India is watching with increasing wariness recent efforts to broker a political solution to the 17-year-old war in Afghanistan and has conveyed to the US its concerns about Pakistan’s role in this process, several people familiar with the latest developments said.
The developments coincide with a shift in India’s position on the Afghan Taliban – from one of having no engagement with the militants who control or contest almost half of Afghanistan’s territory, to that of some form of engagement, as evidenced by New Delhi’s non-official participation in the so-called Moscow format talks in Russia on November 9.
Officials in New Delhi kept a wary eye on the two-day talks between the US special envoy for Afghanistan, Zalmay Khalilzad, and a Taliban delegation that ended in Abu Dhabi on Tuesday. The meeting was also attended by officials of Pakistan, Saudi Arabia and the UAE, the only countries that recognised the erstwhile Taliban regime in Kabul.

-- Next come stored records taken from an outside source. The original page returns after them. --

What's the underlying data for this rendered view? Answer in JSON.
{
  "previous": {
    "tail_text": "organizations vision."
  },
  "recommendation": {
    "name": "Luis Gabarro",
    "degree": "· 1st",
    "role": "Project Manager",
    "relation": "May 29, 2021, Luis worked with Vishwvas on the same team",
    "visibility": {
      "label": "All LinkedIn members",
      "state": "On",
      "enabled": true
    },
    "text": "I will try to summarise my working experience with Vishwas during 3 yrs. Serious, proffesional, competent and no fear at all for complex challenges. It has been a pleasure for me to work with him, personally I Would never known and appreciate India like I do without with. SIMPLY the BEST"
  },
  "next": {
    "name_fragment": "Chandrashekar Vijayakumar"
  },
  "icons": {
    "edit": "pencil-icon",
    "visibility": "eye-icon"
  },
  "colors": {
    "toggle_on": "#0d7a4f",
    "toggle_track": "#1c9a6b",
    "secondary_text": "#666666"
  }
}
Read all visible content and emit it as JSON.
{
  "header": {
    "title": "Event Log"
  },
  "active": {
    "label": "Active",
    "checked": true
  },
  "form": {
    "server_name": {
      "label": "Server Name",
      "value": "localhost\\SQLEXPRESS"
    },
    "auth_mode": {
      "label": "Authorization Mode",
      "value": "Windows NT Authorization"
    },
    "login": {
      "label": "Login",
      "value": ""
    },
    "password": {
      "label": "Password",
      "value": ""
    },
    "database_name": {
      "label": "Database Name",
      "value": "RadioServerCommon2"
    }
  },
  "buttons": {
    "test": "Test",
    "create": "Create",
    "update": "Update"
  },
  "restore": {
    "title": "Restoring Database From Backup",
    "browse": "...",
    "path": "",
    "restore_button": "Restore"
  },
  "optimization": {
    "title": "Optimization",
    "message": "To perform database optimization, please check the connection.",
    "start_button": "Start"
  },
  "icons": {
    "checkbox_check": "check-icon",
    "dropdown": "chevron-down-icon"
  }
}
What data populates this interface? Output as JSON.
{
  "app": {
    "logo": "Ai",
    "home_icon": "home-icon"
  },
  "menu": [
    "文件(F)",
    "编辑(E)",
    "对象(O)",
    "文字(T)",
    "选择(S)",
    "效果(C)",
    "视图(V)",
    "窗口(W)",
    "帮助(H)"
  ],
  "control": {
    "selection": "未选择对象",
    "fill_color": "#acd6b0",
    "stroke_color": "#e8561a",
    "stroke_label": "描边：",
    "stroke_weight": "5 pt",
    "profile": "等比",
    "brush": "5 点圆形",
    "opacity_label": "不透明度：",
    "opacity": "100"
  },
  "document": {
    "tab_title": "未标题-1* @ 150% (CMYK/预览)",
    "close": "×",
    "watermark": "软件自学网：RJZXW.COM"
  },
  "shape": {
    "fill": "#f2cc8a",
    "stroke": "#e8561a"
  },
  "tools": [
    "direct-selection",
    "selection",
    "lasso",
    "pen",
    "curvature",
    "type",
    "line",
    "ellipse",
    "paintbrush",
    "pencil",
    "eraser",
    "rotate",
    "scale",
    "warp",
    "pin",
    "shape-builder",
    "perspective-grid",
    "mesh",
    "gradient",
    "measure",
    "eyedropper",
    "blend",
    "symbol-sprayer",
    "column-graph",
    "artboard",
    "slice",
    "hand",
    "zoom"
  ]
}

Though the Afghan government sent a delegation to Abu Dhabi led by chief negotiator Abdul Salam Rahimi, the Taliban refused to meet. It was also noted in New Delhi that Khalilzad flew directly from the UAE to Pakistan, where he briefed only army chief Gen Qamar Bajwa on Wednesday, before travelling to Kabul to brief the Afghan leadership, including President Ashraf Ghani.
People familiar with developments and briefed on recent talks with the Taliban believe the search for a solution in Afghanistan will be a long process but said there were reasons to be wary about ongoing processes backed by the US and Russia. New Delhi’s concerns about Pakistan’s efforts to shape the processes to its advantage and to counter India’s presence in Afghanistan have also been conveyed to the US, they said.
“It is hoped the US will stay the course because the security situation in Afghanistan hasn’t improved. The US has done some capacity-building with the Afghan national forces but it isn’t clear how effective this has been,” said one person.
Pointing to the presence of Lashkar-e-Taiba, al-Qaeda and Islamic State in Afghanistan, the person said: “We don’t see the US withdrawing and leaving Afghanistan to itself…, they have a commitment not to allow Afghan territory to again become a crucible of terrorism.”
A second person briefed on the talks said: “One issue is that the US has set the bar so low – they are intent on getting out because of the pressure from the Trump administration to do so before the 2020 elections. Everyone is in a rush to do things.”
A third person familiar with the developments said: “Pakistan wants an end to the status quo – it sees India has having used its improved relationship with the US to enhance its presence in Afghanistan and wants to end that. But many Pakistanis dislike or distrust Khalilzad, and the same goes for the Afghans…,” the third person added.
Despite Pakistan’s efforts to shape the talks with the Taliban, officials in New Delhi pointed to public remarks by the US leadership, including President Donald Trump, acknowledging India’s stake in peace and stability in Afghanistan. In this regard, they pointed to Trump’s reference to India in his strategy for Afghanistan and South Asia unveiled in August last year.
“All the stakeholders see India as a party with a genuine stake in Afghanistan’s future. There is the work we have done to establish the trade and transit route via Chabahar port in Iran, which the US acknowledged by exempting it from sanctions,” the first person said.